Required work:
Search the entries for the word "icon". Copy every line where it turns up.

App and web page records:
----

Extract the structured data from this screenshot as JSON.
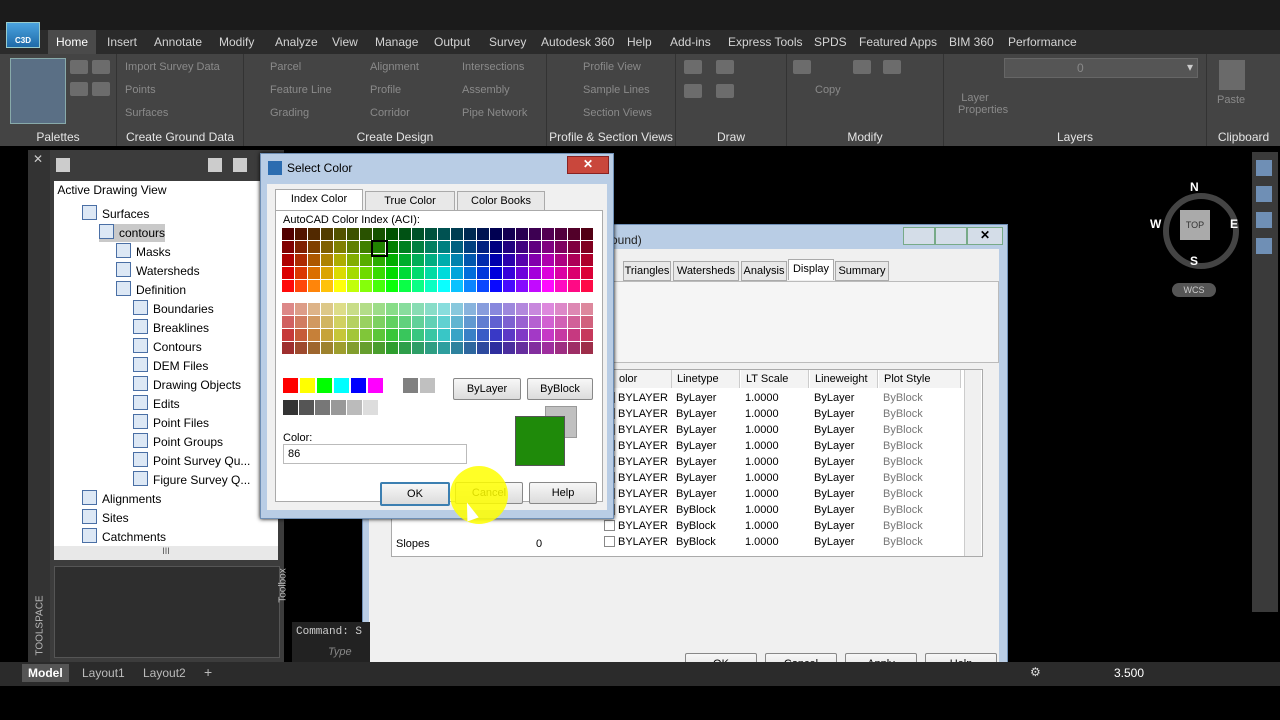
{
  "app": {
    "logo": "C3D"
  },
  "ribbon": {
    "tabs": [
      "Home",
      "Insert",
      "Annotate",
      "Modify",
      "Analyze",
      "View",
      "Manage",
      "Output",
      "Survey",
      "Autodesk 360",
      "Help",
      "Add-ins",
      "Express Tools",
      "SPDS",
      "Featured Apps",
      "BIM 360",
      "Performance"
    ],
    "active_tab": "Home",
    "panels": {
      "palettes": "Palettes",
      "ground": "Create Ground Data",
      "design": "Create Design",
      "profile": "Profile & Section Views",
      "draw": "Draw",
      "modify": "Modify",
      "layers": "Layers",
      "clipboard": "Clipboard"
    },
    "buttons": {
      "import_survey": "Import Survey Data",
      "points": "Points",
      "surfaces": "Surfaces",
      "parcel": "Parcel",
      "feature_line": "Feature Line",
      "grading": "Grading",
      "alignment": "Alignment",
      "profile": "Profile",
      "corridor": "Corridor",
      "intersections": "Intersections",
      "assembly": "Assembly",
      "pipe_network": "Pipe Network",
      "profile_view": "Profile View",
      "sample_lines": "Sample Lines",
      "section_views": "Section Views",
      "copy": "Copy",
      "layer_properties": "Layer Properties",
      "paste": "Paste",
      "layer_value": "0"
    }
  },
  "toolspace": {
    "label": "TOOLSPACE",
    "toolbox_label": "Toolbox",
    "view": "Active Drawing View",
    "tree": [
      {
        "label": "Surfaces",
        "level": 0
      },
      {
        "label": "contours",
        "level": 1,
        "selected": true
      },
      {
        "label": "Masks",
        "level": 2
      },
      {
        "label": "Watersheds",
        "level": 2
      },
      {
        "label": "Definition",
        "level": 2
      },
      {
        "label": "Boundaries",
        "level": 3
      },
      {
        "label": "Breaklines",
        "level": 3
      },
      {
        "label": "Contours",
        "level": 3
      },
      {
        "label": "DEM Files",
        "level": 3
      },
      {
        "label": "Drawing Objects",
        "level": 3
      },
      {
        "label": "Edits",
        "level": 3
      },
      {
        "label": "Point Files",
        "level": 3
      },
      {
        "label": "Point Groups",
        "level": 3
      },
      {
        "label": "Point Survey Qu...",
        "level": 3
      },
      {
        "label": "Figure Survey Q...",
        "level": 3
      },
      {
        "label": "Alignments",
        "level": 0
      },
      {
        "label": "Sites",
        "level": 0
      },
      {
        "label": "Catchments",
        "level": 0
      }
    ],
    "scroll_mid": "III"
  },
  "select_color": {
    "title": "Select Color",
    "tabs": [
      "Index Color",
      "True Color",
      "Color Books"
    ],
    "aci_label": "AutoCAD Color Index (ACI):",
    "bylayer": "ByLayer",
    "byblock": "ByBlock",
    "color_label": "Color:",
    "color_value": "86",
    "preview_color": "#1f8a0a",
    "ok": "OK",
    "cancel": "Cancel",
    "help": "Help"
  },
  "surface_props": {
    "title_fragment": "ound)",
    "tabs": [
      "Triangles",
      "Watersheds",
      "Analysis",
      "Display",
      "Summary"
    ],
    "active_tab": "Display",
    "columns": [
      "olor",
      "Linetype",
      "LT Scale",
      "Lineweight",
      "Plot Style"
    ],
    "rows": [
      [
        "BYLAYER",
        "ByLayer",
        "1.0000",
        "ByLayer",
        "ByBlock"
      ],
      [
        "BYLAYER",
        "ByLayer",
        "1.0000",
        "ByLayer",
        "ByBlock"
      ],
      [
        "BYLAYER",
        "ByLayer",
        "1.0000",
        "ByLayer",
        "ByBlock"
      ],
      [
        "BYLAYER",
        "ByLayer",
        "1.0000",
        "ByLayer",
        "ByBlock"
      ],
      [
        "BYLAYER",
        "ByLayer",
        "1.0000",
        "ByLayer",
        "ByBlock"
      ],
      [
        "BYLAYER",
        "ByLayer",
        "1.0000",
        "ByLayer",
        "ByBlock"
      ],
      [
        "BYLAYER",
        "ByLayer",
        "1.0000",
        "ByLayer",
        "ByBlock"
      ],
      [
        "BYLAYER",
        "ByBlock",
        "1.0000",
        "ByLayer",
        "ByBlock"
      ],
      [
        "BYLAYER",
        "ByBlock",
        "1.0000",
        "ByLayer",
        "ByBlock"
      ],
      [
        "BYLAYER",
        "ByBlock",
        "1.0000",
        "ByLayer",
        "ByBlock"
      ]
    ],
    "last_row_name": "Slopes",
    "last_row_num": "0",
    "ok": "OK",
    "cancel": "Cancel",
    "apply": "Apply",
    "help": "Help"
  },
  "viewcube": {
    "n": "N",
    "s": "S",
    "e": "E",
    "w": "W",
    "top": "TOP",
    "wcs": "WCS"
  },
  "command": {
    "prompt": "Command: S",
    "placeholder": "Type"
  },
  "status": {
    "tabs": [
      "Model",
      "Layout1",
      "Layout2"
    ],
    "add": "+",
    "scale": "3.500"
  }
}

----

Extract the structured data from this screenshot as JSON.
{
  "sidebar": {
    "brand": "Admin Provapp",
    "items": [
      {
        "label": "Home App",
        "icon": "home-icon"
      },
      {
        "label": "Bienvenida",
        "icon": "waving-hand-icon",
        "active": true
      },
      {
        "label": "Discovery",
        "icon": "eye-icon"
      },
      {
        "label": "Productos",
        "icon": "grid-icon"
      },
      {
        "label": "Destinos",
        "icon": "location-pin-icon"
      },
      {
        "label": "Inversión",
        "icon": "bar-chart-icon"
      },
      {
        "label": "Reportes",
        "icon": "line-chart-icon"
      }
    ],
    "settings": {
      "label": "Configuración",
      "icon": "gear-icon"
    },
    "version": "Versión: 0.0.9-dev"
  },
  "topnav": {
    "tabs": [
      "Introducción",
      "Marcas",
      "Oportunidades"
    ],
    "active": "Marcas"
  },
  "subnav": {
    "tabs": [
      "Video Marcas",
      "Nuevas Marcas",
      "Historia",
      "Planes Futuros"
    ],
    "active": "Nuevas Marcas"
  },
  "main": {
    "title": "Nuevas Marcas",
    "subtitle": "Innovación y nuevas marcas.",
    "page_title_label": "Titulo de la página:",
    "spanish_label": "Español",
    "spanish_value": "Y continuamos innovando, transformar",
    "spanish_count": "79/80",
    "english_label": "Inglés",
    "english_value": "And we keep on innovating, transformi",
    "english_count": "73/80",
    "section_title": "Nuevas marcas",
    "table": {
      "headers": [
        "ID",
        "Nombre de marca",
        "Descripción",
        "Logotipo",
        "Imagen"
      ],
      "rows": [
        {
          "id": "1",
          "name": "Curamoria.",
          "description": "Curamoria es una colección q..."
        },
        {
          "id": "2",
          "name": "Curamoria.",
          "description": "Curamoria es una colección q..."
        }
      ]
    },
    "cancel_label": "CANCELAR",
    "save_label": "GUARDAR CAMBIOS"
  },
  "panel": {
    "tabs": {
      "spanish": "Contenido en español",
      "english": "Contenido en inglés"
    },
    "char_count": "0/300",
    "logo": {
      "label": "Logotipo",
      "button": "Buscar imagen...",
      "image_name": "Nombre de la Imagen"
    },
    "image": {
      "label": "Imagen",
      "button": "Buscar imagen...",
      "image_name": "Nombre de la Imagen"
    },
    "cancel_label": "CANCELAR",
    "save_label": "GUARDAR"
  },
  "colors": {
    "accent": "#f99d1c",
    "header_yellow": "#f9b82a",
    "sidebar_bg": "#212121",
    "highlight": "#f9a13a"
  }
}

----

Written response:
        "icon": "home-icon"
        "icon": "waving-hand-icon",
        "icon": "eye-icon"
        "icon": "grid-icon"
        "icon": "location-pin-icon"
        "icon": "bar-chart-icon"
        "icon": "line-chart-icon"
      "icon": "gear-icon"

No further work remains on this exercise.